Good friend of the Good Friends, David Kirkby, was compelled to bring Pad’thulhu to life, rendering him in at least three dimensions. The resulting cuteness in clay perfectly captures every sanity-warping detail, drenching them in vivid colour.

You may be wishing that this eldritch moppet was perched upon your mantelpiece, filling your dreams with maddening visions of blood and marmalade. Well, this could happen!

We are auctioning David’s sculpture to raise money for Cancer Research UK. The auction will run until the 14th of March. We hope it will raise plenty of money for a cause that is important to so many of us. Look out for updates on social media. Thank you very much to David Kirkby for donating his sculpture and to Evan Dorkin for starting this whole thing off!

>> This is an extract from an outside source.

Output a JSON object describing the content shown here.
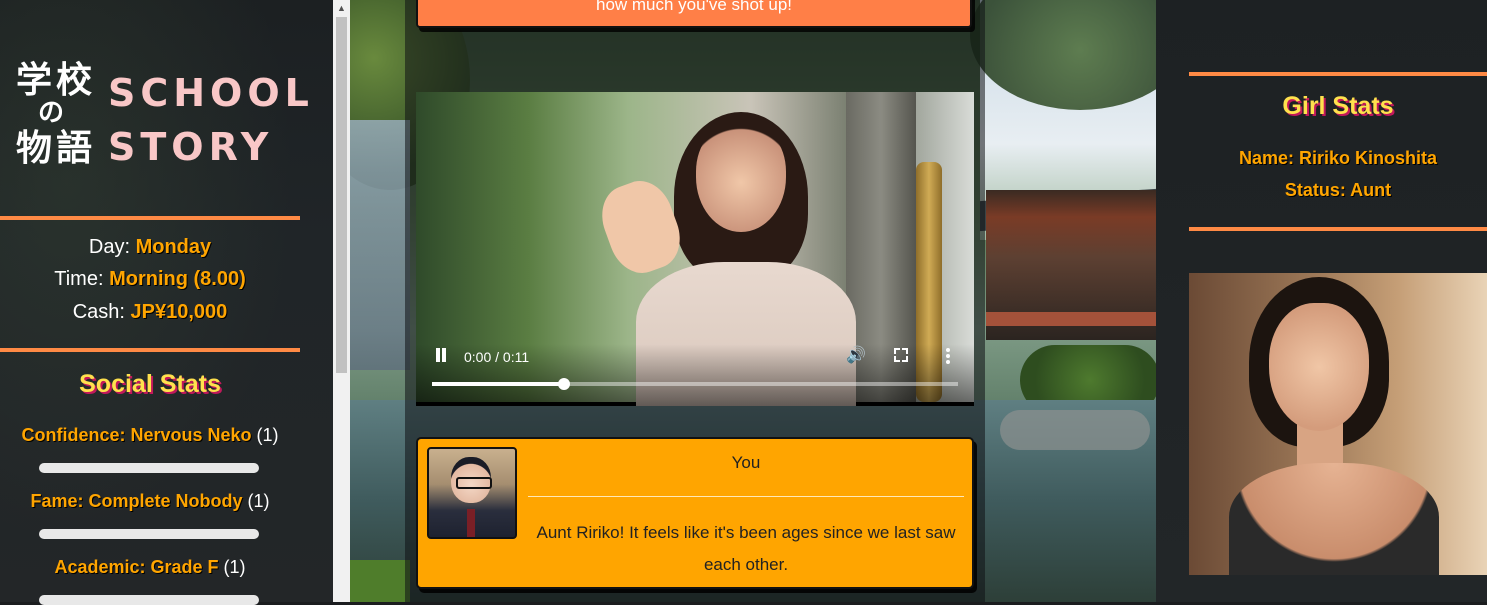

ConTingency

Matt takes a little time to tell us what he got up to on his winter holidays. Not many people would take a pleasure trip to England’s east coast in January. In this respect, as in so many others, Matt is not most people. He tells us all about the ConTingency convention, its new home in Hunstanton and all the wonderful games he played there.

Spotify

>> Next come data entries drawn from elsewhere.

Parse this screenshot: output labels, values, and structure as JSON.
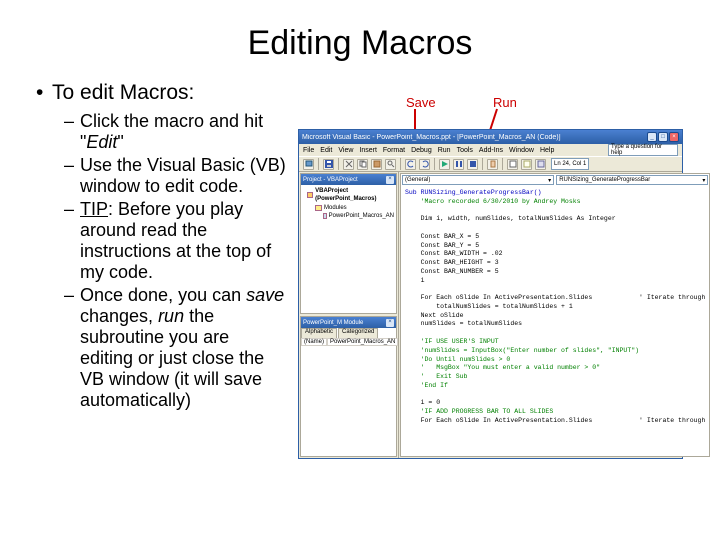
{
  "title": "Editing Macros",
  "bullets": {
    "main": "To edit Macros:",
    "sub": [
      {
        "pre": "Click the macro and hit \"",
        "em": "Edit",
        "post": "\""
      },
      {
        "pre": "Use the Visual Basic (VB) window to edit code.",
        "em": "",
        "post": ""
      },
      {
        "pre": "",
        "u": "TIP",
        "post": ": Before you play around read the instructions at the top of my code."
      },
      {
        "pre": "Once done, you can ",
        "em": "save",
        "post": " changes, ",
        "em2": "run",
        "post2": " the subroutine you are editing or just close the VB window (it will save automatically)"
      }
    ]
  },
  "callouts": {
    "save": "Save",
    "run": "Run"
  },
  "vb": {
    "title": "Microsoft Visual Basic - PowerPoint_Macros.ppt - [PowerPoint_Macros_AN (Code)]",
    "menu": [
      "File",
      "Edit",
      "View",
      "Insert",
      "Format",
      "Debug",
      "Run",
      "Tools",
      "Add-Ins",
      "Window",
      "Help"
    ],
    "question_placeholder": "Type a question for help",
    "toolbar_text": "Ln 24, Col 1",
    "project_pane": "Project - VBAProject",
    "project_root": "VBAProject (PowerPoint_Macros)",
    "modules_folder": "Modules",
    "module_name": "PowerPoint_Macros_AN",
    "props_pane": "PowerPoint_M Module",
    "props_tabs": [
      "Alphabetic",
      "Categorized"
    ],
    "props_name_label": "(Name)",
    "props_name_value": "PowerPoint_Macros_AN",
    "dd_left": "(General)",
    "dd_right": "RUNSizing_GenerateProgressBar",
    "code": {
      "l1": "Sub RUNSizing_GenerateProgressBar()",
      "l2": "    'Macro recorded 6/30/2010 by Andrey Mosks",
      "l3": "",
      "l4": "    Dim i, width, numSlides, totalNumSlides As Integer",
      "l5": "",
      "l6": "    Const BAR_X = 5",
      "l7": "    Const BAR_Y = 5",
      "l8": "    Const BAR_WIDTH = .02",
      "l9": "    Const BAR_HEIGHT = 3",
      "l10": "    Const BAR_NUMBER = 5",
      "l11": "    i",
      "l12": "",
      "l13": "    For Each oSlide In ActivePresentation.Slides            ' Iterate through",
      "l14": "        totalNumSlides = totalNumSlides + 1",
      "l15": "    Next oSlide",
      "l16": "    numSlides = totalNumSlides",
      "l17": "",
      "l18": "    'IF USE USER'S INPUT",
      "l19": "    'numSlides = InputBox(\"Enter number of slides\", \"INPUT\")",
      "l20": "    'Do Until numSlides > 0",
      "l21": "    '   MsgBox \"You must enter a valid number > 0\"",
      "l22": "    '   Exit Sub",
      "l23": "    'End If",
      "l24": "",
      "l25": "    i = 0",
      "l26": "    'IF ADD PROGRESS BAR TO ALL SLIDES",
      "l27": "    For Each oSlide In ActivePresentation.Slides            ' Iterate through"
    }
  }
}
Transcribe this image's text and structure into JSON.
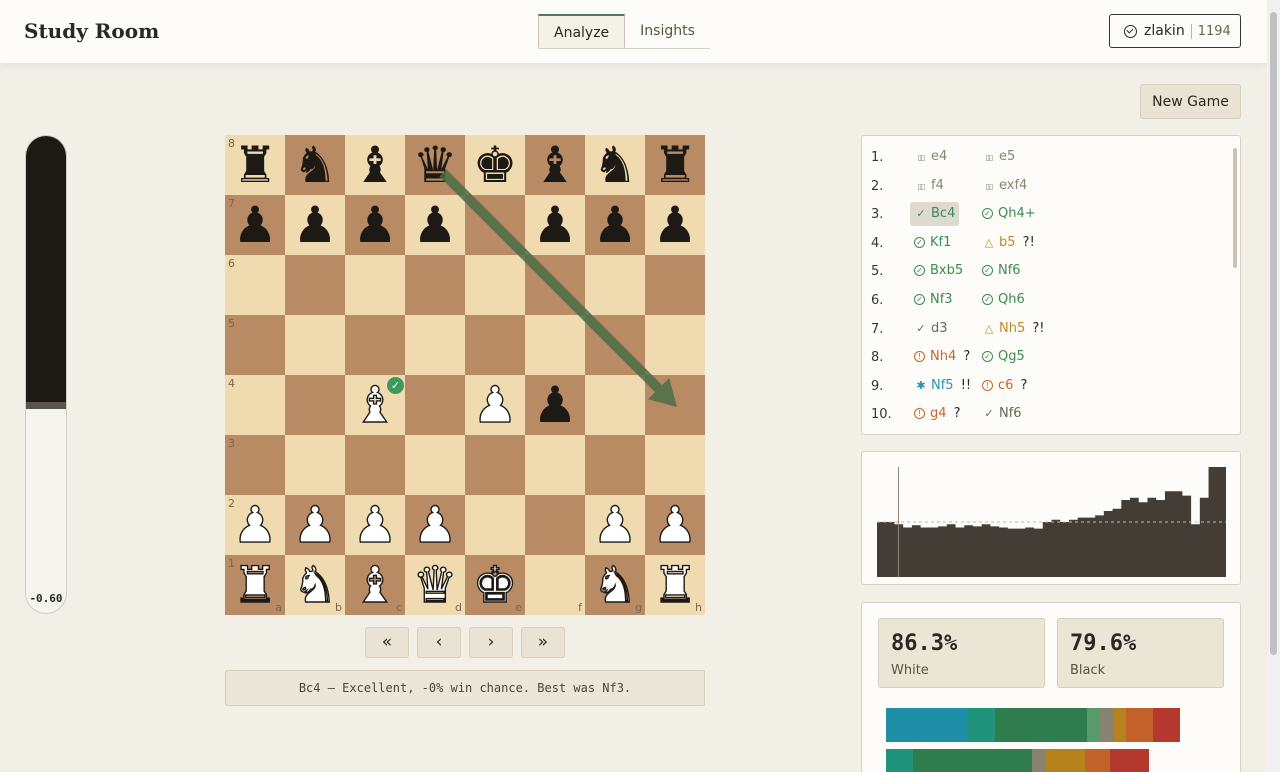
{
  "app": {
    "title": "Study Room"
  },
  "tabs": [
    {
      "label": "Analyze",
      "active": true
    },
    {
      "label": "Insights",
      "active": false
    }
  ],
  "user": {
    "name": "zlakin",
    "rating": "1194"
  },
  "new_game_label": "New Game",
  "eval": {
    "value": "-0.60",
    "black_fraction": 0.57
  },
  "board": {
    "files": [
      "a",
      "b",
      "c",
      "d",
      "e",
      "f",
      "g",
      "h"
    ],
    "ranks": [
      "8",
      "7",
      "6",
      "5",
      "4",
      "3",
      "2",
      "1"
    ],
    "pieces": [
      {
        "sq": "a8",
        "p": "♜",
        "c": "b"
      },
      {
        "sq": "b8",
        "p": "♞",
        "c": "b"
      },
      {
        "sq": "c8",
        "p": "♝",
        "c": "b"
      },
      {
        "sq": "d8",
        "p": "♛",
        "c": "b"
      },
      {
        "sq": "e8",
        "p": "♚",
        "c": "b"
      },
      {
        "sq": "f8",
        "p": "♝",
        "c": "b"
      },
      {
        "sq": "g8",
        "p": "♞",
        "c": "b"
      },
      {
        "sq": "h8",
        "p": "♜",
        "c": "b"
      },
      {
        "sq": "a7",
        "p": "♟",
        "c": "b"
      },
      {
        "sq": "b7",
        "p": "♟",
        "c": "b"
      },
      {
        "sq": "c7",
        "p": "♟",
        "c": "b"
      },
      {
        "sq": "d7",
        "p": "♟",
        "c": "b"
      },
      {
        "sq": "f7",
        "p": "♟",
        "c": "b"
      },
      {
        "sq": "g7",
        "p": "♟",
        "c": "b"
      },
      {
        "sq": "h7",
        "p": "♟",
        "c": "b"
      },
      {
        "sq": "c4",
        "p": "♝",
        "c": "w"
      },
      {
        "sq": "e4",
        "p": "♟",
        "c": "w"
      },
      {
        "sq": "f4",
        "p": "♟",
        "c": "b"
      },
      {
        "sq": "a2",
        "p": "♟",
        "c": "w"
      },
      {
        "sq": "b2",
        "p": "♟",
        "c": "w"
      },
      {
        "sq": "c2",
        "p": "♟",
        "c": "w"
      },
      {
        "sq": "d2",
        "p": "♟",
        "c": "w"
      },
      {
        "sq": "g2",
        "p": "♟",
        "c": "w"
      },
      {
        "sq": "h2",
        "p": "♟",
        "c": "w"
      },
      {
        "sq": "a1",
        "p": "♜",
        "c": "w"
      },
      {
        "sq": "b1",
        "p": "♞",
        "c": "w"
      },
      {
        "sq": "c1",
        "p": "♝",
        "c": "w"
      },
      {
        "sq": "d1",
        "p": "♛",
        "c": "w"
      },
      {
        "sq": "e1",
        "p": "♚",
        "c": "w"
      },
      {
        "sq": "g1",
        "p": "♞",
        "c": "w"
      },
      {
        "sq": "h1",
        "p": "♜",
        "c": "w"
      }
    ],
    "badge_square": "c4",
    "arrow": {
      "from": "d8",
      "to": "h4",
      "color": "#4a6d45"
    }
  },
  "nav": {
    "first": "«",
    "prev": "‹",
    "next": "›",
    "last": "»"
  },
  "comment": "Bc4 — Excellent, -0% win chance. Best was Nf3.",
  "colors": {
    "book": "#8a8478",
    "best": "#3d8a57",
    "good": "#5a6e58",
    "inacc": "#c08a2a",
    "mistake": "#c2662e",
    "brilliant": "#2a93b5"
  },
  "moves": [
    {
      "num": "1.",
      "w": {
        "san": "e4",
        "cls": "book",
        "icon": "book-icon"
      },
      "b": {
        "san": "e5",
        "cls": "book",
        "icon": "book-icon"
      }
    },
    {
      "num": "2.",
      "w": {
        "san": "f4",
        "cls": "book",
        "icon": "book-icon"
      },
      "b": {
        "san": "exf4",
        "cls": "book",
        "icon": "book-icon"
      }
    },
    {
      "num": "3.",
      "w": {
        "san": "Bc4",
        "cls": "best",
        "icon": "check-icon",
        "sel": true
      },
      "b": {
        "san": "Qh4+",
        "cls": "best",
        "icon": "circle-check-icon"
      }
    },
    {
      "num": "4.",
      "w": {
        "san": "Kf1",
        "cls": "best",
        "icon": "circle-check-icon"
      },
      "b": {
        "san": "b5",
        "cls": "inacc",
        "icon": "warning-icon",
        "ann": "?!"
      }
    },
    {
      "num": "5.",
      "w": {
        "san": "Bxb5",
        "cls": "best",
        "icon": "circle-check-icon"
      },
      "b": {
        "san": "Nf6",
        "cls": "best",
        "icon": "circle-check-icon"
      }
    },
    {
      "num": "6.",
      "w": {
        "san": "Nf3",
        "cls": "best",
        "icon": "circle-check-icon"
      },
      "b": {
        "san": "Qh6",
        "cls": "best",
        "icon": "circle-check-icon"
      }
    },
    {
      "num": "7.",
      "w": {
        "san": "d3",
        "cls": "good",
        "icon": "check-icon"
      },
      "b": {
        "san": "Nh5",
        "cls": "inacc",
        "icon": "warning-icon",
        "ann": "?!"
      }
    },
    {
      "num": "8.",
      "w": {
        "san": "Nh4",
        "cls": "mistake",
        "icon": "circle-alert-icon",
        "ann": "?"
      },
      "b": {
        "san": "Qg5",
        "cls": "best",
        "icon": "circle-check-icon"
      }
    },
    {
      "num": "9.",
      "w": {
        "san": "Nf5",
        "cls": "brilliant",
        "icon": "sparkle-icon",
        "ann": "!!"
      },
      "b": {
        "san": "c6",
        "cls": "mistake",
        "icon": "circle-alert-icon",
        "ann": "?"
      }
    },
    {
      "num": "10.",
      "w": {
        "san": "g4",
        "cls": "mistake",
        "icon": "circle-alert-icon",
        "ann": "?"
      },
      "b": {
        "san": "Nf6",
        "cls": "good",
        "icon": "check-icon"
      }
    }
  ],
  "eval_graph": {
    "values": [
      0.5,
      0.5,
      0.48,
      0.45,
      0.47,
      0.45,
      0.45,
      0.46,
      0.48,
      0.45,
      0.47,
      0.46,
      0.48,
      0.46,
      0.45,
      0.44,
      0.44,
      0.45,
      0.44,
      0.5,
      0.52,
      0.5,
      0.52,
      0.54,
      0.54,
      0.56,
      0.6,
      0.62,
      0.7,
      0.72,
      0.68,
      0.72,
      0.7,
      0.78,
      0.78,
      0.74,
      0.48,
      0.72,
      1.0,
      1.0
    ],
    "current_index": 3
  },
  "stats": {
    "white": {
      "pct": "86.3%",
      "label": "White"
    },
    "black": {
      "pct": "79.6%",
      "label": "Black"
    }
  },
  "accuracy_bars": [
    [
      {
        "w": 0.24,
        "color": "#1f8fa8"
      },
      {
        "w": 0.08,
        "color": "#20947a"
      },
      {
        "w": 0.27,
        "color": "#2f7d4e"
      },
      {
        "w": 0.04,
        "color": "#5a9a6a"
      },
      {
        "w": 0.04,
        "color": "#8a8270"
      },
      {
        "w": 0.035,
        "color": "#b5821e"
      },
      {
        "w": 0.08,
        "color": "#c2622a"
      },
      {
        "w": 0.08,
        "color": "#b5382f"
      }
    ],
    [
      {
        "w": 0.08,
        "color": "#20947a"
      },
      {
        "w": 0.35,
        "color": "#2f7d4e"
      },
      {
        "w": 0.04,
        "color": "#8a8270"
      },
      {
        "w": 0.115,
        "color": "#b5821e"
      },
      {
        "w": 0.075,
        "color": "#c2622a"
      },
      {
        "w": 0.115,
        "color": "#b5382f"
      }
    ]
  ]
}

We are on Spotify! This means that you can now listen to The Good Friends of Jackson Elias pretty well everywhere podcasts are to be found. We might even be on Google Play, but as its podcast service is still unavailable in the UK, we’ll have to take that on faith. Take your time, Google. You can’t rush into these things.

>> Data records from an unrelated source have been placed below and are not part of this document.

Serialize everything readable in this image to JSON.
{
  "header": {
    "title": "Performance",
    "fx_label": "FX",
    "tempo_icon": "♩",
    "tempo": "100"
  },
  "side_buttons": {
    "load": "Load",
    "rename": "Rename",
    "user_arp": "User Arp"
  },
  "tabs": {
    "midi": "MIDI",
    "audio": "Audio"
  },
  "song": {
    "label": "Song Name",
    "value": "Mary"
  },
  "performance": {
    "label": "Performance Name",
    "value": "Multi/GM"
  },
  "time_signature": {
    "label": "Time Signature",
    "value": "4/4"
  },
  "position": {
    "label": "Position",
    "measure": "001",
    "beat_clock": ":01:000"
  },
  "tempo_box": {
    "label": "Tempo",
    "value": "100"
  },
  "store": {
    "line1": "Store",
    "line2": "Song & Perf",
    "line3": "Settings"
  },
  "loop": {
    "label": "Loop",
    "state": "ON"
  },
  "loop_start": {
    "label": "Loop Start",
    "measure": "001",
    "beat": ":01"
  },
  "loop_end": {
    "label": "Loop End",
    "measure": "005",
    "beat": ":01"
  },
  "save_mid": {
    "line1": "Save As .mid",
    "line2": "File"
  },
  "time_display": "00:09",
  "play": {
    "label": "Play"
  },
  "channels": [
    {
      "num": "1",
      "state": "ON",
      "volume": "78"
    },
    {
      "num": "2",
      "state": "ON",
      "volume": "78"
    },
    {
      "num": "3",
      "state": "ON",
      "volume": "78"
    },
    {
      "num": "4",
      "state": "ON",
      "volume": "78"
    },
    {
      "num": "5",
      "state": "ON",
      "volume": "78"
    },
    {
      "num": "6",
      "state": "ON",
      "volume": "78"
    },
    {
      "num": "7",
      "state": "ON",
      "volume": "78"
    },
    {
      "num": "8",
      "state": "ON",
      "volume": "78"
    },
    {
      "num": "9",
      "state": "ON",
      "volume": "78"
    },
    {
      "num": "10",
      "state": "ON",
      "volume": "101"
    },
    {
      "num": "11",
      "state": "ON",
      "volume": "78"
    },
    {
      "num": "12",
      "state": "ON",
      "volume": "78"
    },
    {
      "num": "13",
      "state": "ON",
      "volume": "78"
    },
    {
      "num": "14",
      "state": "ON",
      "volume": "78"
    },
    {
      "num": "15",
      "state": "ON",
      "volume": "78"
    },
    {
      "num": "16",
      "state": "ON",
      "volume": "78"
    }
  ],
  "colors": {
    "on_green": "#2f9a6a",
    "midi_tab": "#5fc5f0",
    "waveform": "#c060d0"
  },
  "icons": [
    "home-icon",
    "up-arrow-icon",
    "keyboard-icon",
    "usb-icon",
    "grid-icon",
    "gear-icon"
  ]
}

Google+

Much like the British economy, Google+ has about a month to live. A number of members of our G+ Community have already moved over to our Discord server, Facebook page, Twitter stream and shiny new subreddit. If you haven’t done so yet, we would love to see you in as many of these places as you can face. You may also want to back up your data from G+ before it turns into so much digital chaff.

Other Stuff

Songs

The songs we assemble to thank our Patreon backers may undermine your sense of reality. And they certainly show no trace of real talent. They are, however, really heartfelt. There are two such displays of hideous gratitude in this episode. We are really sorry.

Reviews

Once again, we offer a new iTunes review from one of our wonderful listeners. We are ever so grateful to everyone who has taken the time to post a review, whether on iTunes or any other place you might find podcasts. These reviews improve our visibility, stoke our egos and help us draw more innocent minds into our world of depravity. All laudable goals, surely!

We have something very special to announce! Over on eBay, we are hosting a charity auction for a one-of-a-kind sculpture of interest to fans of H. P. Lovecraft, the Cthulhu Mythos and Paddington Bear. That should cover most of our listenership.

Anyone who has seen the cover of issue 4 of The Blasphemous Tome has already met Pad’thulhu. This most adorable of abominations was created by comics legend Evan Dorkin. Pad’thulhu has stolen our hearts. We shudder to think what he’s doing with them.

The Blasphemous Tome issue 4 cover

Good friend of the Good Friends, David Kirkby, was compelled to bring Pad’thulhu to life, rendering him in at least three dimensions. The resulting cuteness in clay perfectly captures every sanity-warping detail, drenching them in vivid colour.

Pad’thulhu was sculpted in Super Sculpey firm with wooden spheres for eyes, dowel for toggles and lollypop sticks with plastic details for his suitcase. The sculpture is 10 cm tall (4 inches), including its wooden base. You can learn more about the creation process on David’s blog.

After hearing all this, you almost certainly wish that this eldritch moppet was yours, squatting atop your mantelpiece and filling your dreams with visions of blood and marmalade. Well, this is your chance!

We are auctioning David’s unique sculpture to raise money for Cancer Research UK. The auction will run until the 14th of March. We hope it will raise plenty of money for a cause that is important to so many of us. Look out for updates on social media. Thank you very much to David Kirkby for donating his sculpture and to Evan Dorkin for starting this whole thing off!

Please share this post with wild abandon!